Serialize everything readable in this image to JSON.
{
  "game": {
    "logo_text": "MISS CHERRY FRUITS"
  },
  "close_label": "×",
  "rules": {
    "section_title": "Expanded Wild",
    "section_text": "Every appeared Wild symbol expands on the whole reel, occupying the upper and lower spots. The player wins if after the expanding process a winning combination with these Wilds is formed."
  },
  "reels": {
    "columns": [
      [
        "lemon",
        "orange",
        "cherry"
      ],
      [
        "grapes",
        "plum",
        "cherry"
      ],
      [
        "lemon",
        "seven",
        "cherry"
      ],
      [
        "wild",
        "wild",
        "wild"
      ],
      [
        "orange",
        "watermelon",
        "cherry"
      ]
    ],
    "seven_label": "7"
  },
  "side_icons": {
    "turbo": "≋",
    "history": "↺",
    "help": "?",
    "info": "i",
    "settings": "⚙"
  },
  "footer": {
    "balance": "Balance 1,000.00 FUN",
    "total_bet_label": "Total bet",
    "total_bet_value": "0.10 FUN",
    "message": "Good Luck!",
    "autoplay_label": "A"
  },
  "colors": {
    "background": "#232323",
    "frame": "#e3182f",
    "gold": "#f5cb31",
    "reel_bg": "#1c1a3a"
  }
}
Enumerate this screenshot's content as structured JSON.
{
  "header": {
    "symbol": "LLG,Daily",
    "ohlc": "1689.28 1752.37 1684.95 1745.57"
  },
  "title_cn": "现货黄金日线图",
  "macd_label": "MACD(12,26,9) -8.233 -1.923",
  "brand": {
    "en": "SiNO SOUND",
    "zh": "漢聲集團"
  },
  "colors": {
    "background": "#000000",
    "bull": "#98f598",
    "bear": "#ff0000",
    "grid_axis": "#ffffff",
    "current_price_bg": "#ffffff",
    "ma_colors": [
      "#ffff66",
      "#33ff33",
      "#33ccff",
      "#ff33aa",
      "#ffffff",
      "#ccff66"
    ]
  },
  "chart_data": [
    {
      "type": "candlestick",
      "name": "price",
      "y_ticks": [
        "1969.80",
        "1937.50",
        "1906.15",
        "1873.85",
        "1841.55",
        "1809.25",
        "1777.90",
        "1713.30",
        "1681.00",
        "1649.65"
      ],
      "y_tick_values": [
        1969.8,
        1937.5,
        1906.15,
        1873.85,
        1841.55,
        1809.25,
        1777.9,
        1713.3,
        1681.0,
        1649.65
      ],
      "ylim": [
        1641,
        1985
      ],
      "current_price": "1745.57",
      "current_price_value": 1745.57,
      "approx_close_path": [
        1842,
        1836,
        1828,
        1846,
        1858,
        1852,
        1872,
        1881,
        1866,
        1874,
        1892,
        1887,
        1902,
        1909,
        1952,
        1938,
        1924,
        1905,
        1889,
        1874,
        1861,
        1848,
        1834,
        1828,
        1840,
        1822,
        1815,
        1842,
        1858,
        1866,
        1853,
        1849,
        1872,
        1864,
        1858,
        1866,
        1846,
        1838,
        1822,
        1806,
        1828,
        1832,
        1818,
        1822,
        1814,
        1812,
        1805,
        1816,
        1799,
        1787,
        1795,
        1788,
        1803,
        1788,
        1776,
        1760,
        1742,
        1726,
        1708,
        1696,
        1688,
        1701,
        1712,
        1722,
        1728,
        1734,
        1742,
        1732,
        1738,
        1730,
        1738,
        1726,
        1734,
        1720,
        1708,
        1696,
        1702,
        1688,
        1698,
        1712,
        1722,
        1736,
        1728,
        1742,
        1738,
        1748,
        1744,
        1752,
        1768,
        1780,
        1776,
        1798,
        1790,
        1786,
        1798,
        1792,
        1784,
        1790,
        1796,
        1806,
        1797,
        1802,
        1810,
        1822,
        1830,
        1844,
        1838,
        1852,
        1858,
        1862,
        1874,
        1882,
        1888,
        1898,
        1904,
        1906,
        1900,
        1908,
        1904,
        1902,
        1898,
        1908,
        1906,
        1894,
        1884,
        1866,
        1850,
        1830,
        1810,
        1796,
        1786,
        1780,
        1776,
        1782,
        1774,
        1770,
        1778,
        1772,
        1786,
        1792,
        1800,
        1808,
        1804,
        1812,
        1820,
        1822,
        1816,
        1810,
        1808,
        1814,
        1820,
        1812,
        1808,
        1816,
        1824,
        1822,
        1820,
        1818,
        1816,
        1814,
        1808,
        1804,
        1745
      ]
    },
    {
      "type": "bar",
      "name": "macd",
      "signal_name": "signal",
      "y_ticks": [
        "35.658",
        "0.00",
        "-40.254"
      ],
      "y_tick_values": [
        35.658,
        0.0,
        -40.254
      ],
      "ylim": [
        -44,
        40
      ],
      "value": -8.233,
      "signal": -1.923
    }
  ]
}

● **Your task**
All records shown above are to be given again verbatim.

● **Solution to this task**
Serialize everything readable in this image to JSON.
{
  "game": {
    "logo_text": "MISS CHERRY FRUITS"
  },
  "close_label": "×",
  "rules": {
    "section_title": "Expanded Wild",
    "section_text": "Every appeared Wild symbol expands on the whole reel, occupying the upper and lower spots. The player wins if after the expanding process a winning combination with these Wilds is formed."
  },
  "reels": {
    "columns": [
      [
        "lemon",
        "orange",
        "cherry"
      ],
      [
        "grapes",
        "plum",
        "cherry"
      ],
      [
        "lemon",
        "seven",
        "cherry"
      ],
      [
        "wild",
        "wild",
        "wild"
      ],
      [
        "orange",
        "watermelon",
        "cherry"
      ]
    ],
    "seven_label": "7"
  },
  "side_icons": {
    "turbo": "≋",
    "history": "↺",
    "help": "?",
    "info": "i",
    "settings": "⚙"
  },
  "footer": {
    "balance": "Balance 1,000.00 FUN",
    "total_bet_label": "Total bet",
    "total_bet_value": "0.10 FUN",
    "message": "Good Luck!",
    "autoplay_label": "A"
  },
  "colors": {
    "background": "#232323",
    "frame": "#e3182f",
    "gold": "#f5cb31",
    "reel_bg": "#1c1a3a"
  }
}
Enumerate this screenshot's content as structured JSON.
{
  "header": {
    "symbol": "LLG,Daily",
    "ohlc": "1689.28 1752.37 1684.95 1745.57"
  },
  "title_cn": "现货黄金日线图",
  "macd_label": "MACD(12,26,9) -8.233 -1.923",
  "brand": {
    "en": "SiNO SOUND",
    "zh": "漢聲集團"
  },
  "colors": {
    "background": "#000000",
    "bull": "#98f598",
    "bear": "#ff0000",
    "grid_axis": "#ffffff",
    "current_price_bg": "#ffffff",
    "ma_colors": [
      "#ffff66",
      "#33ff33",
      "#33ccff",
      "#ff33aa",
      "#ffffff",
      "#ccff66"
    ]
  },
  "chart_data": [
    {
      "type": "candlestick",
      "name": "price",
      "y_ticks": [
        "1969.80",
        "1937.50",
        "1906.15",
        "1873.85",
        "1841.55",
        "1809.25",
        "1777.90",
        "1713.30",
        "1681.00",
        "1649.65"
      ],
      "y_tick_values": [
        1969.8,
        1937.5,
        1906.15,
        1873.85,
        1841.55,
        1809.25,
        1777.9,
        1713.3,
        1681.0,
        1649.65
      ],
      "ylim": [
        1641,
        1985
      ],
      "current_price": "1745.57",
      "current_price_value": 1745.57,
      "approx_close_path": [
        1842,
        1836,
        1828,
        1846,
        1858,
        1852,
        1872,
        1881,
        1866,
        1874,
        1892,
        1887,
        1902,
        1909,
        1952,
        1938,
        1924,
        1905,
        1889,
        1874,
        1861,
        1848,
        1834,
        1828,
        1840,
        1822,
        1815,
        1842,
        1858,
        1866,
        1853,
        1849,
        1872,
        1864,
        1858,
        1866,
        1846,
        1838,
        1822,
        1806,
        1828,
        1832,
        1818,
        1822,
        1814,
        1812,
        1805,
        1816,
        1799,
        1787,
        1795,
        1788,
        1803,
        1788,
        1776,
        1760,
        1742,
        1726,
        1708,
        1696,
        1688,
        1701,
        1712,
        1722,
        1728,
        1734,
        1742,
        1732,
        1738,
        1730,
        1738,
        1726,
        1734,
        1720,
        1708,
        1696,
        1702,
        1688,
        1698,
        1712,
        1722,
        1736,
        1728,
        1742,
        1738,
        1748,
        1744,
        1752,
        1768,
        1780,
        1776,
        1798,
        1790,
        1786,
        1798,
        1792,
        1784,
        1790,
        1796,
        1806,
        1797,
        1802,
        1810,
        1822,
        1830,
        1844,
        1838,
        1852,
        1858,
        1862,
        1874,
        1882,
        1888,
        1898,
        1904,
        1906,
        1900,
        1908,
        1904,
        1902,
        1898,
        1908,
        1906,
        1894,
        1884,
        1866,
        1850,
        1830,
        1810,
        1796,
        1786,
        1780,
        1776,
        1782,
        1774,
        1770,
        1778,
        1772,
        1786,
        1792,
        1800,
        1808,
        1804,
        1812,
        1820,
        1822,
        1816,
        1810,
        1808,
        1814,
        1820,
        1812,
        1808,
        1816,
        1824,
        1822,
        1820,
        1818,
        1816,
        1814,
        1808,
        1804,
        1745
      ]
    },
    {
      "type": "bar",
      "name": "macd",
      "signal_name": "signal",
      "y_ticks": [
        "35.658",
        "0.00",
        "-40.254"
      ],
      "y_tick_values": [
        35.658,
        0.0,
        -40.254
      ],
      "ylim": [
        -44,
        40
      ],
      "value": -8.233,
      "signal": -1.923
    }
  ]
}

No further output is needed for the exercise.